Start of Block

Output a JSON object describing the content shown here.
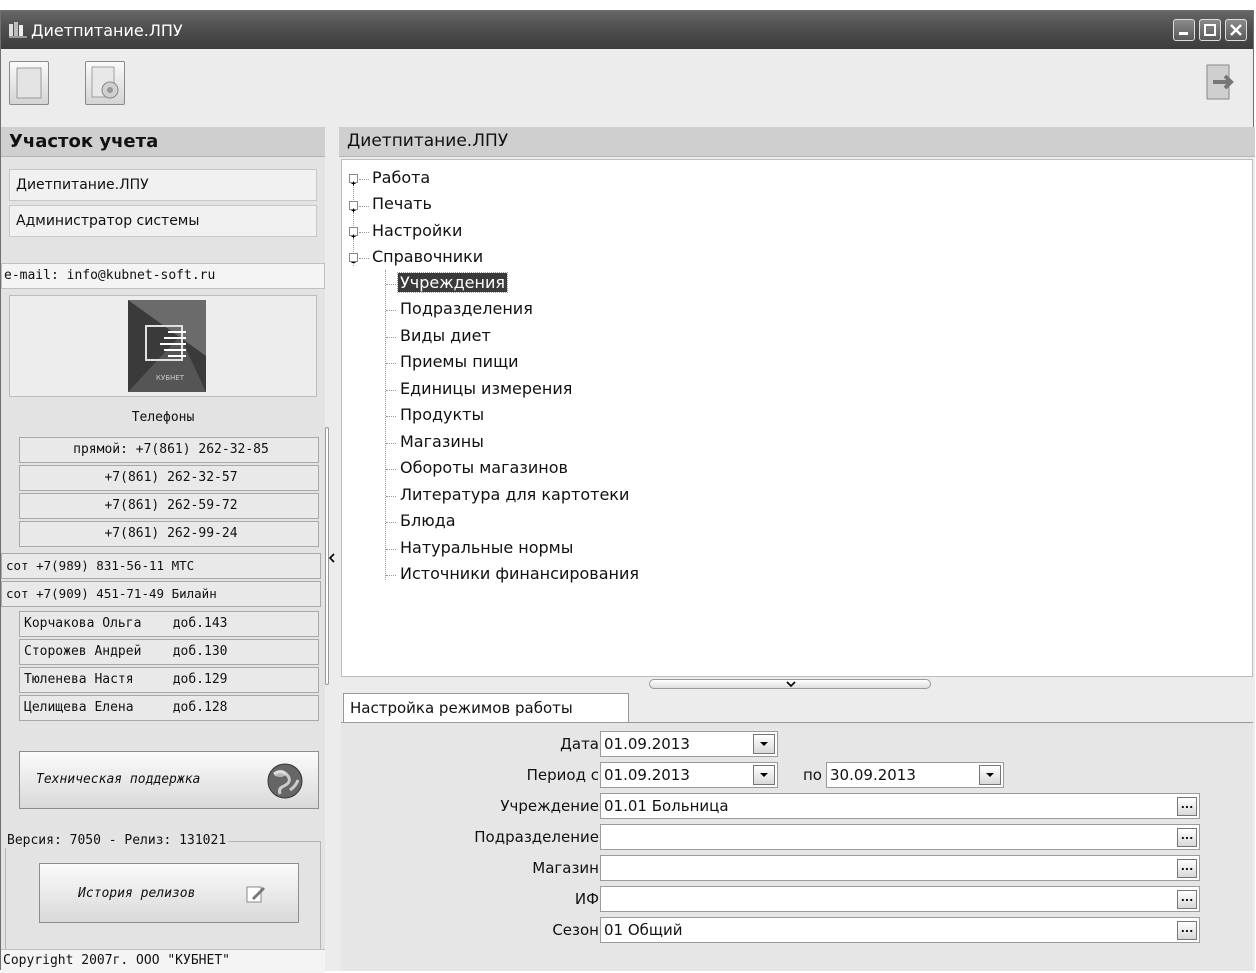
{
  "window": {
    "title": "Диетпитание.ЛПУ"
  },
  "left": {
    "header": "Участок учета",
    "account_items": [
      "Диетпитание.ЛПУ",
      "Администратор системы"
    ],
    "email": "e-mail: info@kubnet-soft.ru",
    "logo_text": "КУБНЕТ",
    "phones_title": "Телефоны",
    "phones": [
      "прямой: +7(861) 262-32-85",
      "+7(861) 262-32-57",
      "+7(861) 262-59-72",
      "+7(861) 262-99-24",
      "сот +7(989) 831-56-11 МТС",
      "сот +7(909) 451-71-49 Билайн",
      "Корчакова Ольга    доб.143",
      "Сторожев Андрей    доб.130",
      "Тюленева Настя     доб.129",
      "Целищева Елена     доб.128"
    ],
    "support_label": "Техническая поддержка",
    "version": "Версия: 7050 - Релиз: 131021",
    "history_label": "История релизов",
    "copyright": "Copyright 2007г. ООО \"КУБНЕТ\""
  },
  "right": {
    "header": "Диетпитание.ЛПУ",
    "tree": {
      "nodes": [
        "Работа",
        "Печать",
        "Настройки",
        "Справочники"
      ],
      "children": [
        "Учреждения",
        "Подразделения",
        "Виды диет",
        "Приемы пищи",
        "Единицы измерения",
        "Продукты",
        "Магазины",
        "Обороты магазинов",
        "Литература для картотеки",
        "Блюда",
        "Натуральные нормы",
        "Источники финансирования"
      ]
    },
    "tab_label": "Настройка режимов работы",
    "form": {
      "date_label": "Дата",
      "date_value": "01.09.2013",
      "period_label": "Период с",
      "period_from": "01.09.2013",
      "period_to_label": "по",
      "period_to": "30.09.2013",
      "institution_label": "Учреждение",
      "institution_value": "01.01 Больница",
      "division_label": "Подразделение",
      "division_value": "",
      "shop_label": "Магазин",
      "shop_value": "",
      "if_label": "ИФ",
      "if_value": "",
      "season_label": "Сезон",
      "season_value": "01 Общий"
    }
  },
  "colors": {
    "titlebar": "#4f4f4f",
    "selection": "#3a3a3a",
    "panel_header": "#cfcfcf"
  }
}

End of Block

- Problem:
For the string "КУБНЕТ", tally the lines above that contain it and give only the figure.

- Exercise output:
2